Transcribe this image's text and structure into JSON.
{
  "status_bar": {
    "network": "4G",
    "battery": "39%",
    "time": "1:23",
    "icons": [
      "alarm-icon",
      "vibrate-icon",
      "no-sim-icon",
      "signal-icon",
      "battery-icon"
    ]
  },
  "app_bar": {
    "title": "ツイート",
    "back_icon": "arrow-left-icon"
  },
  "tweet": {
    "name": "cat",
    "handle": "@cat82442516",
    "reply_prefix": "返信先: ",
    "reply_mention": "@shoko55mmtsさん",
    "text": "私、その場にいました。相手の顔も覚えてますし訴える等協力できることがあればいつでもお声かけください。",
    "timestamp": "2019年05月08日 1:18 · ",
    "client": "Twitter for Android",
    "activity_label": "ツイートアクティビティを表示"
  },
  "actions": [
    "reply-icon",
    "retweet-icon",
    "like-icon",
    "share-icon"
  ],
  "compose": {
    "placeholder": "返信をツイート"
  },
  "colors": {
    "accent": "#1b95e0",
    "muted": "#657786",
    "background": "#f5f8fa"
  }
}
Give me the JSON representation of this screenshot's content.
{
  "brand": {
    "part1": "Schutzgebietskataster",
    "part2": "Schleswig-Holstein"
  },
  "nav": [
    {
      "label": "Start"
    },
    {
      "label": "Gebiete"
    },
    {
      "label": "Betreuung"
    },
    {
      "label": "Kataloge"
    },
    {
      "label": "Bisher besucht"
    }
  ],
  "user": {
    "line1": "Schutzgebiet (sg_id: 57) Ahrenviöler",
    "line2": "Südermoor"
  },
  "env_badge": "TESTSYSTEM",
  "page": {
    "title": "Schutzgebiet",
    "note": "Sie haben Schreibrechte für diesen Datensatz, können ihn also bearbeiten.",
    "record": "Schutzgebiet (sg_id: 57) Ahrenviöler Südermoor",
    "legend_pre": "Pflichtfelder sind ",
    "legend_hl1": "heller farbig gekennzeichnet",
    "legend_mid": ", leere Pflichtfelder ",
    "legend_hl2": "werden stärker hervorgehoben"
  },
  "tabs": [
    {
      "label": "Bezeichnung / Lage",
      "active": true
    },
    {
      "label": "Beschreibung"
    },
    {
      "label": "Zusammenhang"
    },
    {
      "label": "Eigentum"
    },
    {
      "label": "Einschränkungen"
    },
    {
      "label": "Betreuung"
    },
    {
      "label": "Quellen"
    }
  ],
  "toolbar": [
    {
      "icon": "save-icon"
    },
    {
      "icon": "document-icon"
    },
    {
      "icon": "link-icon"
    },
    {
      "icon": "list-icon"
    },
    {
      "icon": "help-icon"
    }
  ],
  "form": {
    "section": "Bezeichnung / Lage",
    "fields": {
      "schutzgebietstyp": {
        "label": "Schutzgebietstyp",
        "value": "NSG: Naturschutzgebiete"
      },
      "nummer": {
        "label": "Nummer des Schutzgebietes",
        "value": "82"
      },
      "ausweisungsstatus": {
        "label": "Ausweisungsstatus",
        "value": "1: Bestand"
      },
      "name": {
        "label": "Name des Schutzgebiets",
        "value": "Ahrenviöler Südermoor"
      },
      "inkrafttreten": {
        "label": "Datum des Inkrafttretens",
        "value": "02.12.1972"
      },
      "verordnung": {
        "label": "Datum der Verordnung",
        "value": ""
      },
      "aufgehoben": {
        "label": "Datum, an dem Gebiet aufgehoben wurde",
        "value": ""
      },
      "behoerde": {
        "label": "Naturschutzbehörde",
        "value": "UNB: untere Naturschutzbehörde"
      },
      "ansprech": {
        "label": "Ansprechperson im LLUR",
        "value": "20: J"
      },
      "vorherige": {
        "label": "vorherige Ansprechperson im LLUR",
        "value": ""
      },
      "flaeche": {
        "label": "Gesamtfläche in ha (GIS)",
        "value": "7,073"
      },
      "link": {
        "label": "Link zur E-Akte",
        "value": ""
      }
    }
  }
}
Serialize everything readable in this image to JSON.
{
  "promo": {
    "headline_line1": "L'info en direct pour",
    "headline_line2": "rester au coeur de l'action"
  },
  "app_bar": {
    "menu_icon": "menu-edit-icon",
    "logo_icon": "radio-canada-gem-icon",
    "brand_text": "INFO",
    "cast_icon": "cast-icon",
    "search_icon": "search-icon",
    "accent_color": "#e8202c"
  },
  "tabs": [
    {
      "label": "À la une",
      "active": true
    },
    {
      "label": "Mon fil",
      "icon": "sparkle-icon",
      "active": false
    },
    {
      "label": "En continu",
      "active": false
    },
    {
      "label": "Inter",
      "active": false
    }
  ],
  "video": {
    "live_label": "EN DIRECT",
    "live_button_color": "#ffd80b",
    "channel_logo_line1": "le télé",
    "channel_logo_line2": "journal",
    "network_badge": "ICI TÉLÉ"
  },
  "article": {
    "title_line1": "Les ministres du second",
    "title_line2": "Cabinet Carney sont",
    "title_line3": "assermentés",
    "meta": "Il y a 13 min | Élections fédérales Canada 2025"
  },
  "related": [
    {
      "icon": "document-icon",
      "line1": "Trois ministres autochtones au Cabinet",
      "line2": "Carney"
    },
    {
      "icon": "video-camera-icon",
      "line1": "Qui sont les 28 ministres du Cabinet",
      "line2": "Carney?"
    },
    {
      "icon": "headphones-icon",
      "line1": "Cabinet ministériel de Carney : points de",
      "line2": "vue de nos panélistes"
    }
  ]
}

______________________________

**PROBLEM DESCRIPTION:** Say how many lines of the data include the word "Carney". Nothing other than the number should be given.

**WRITTEN ANSWER:** 4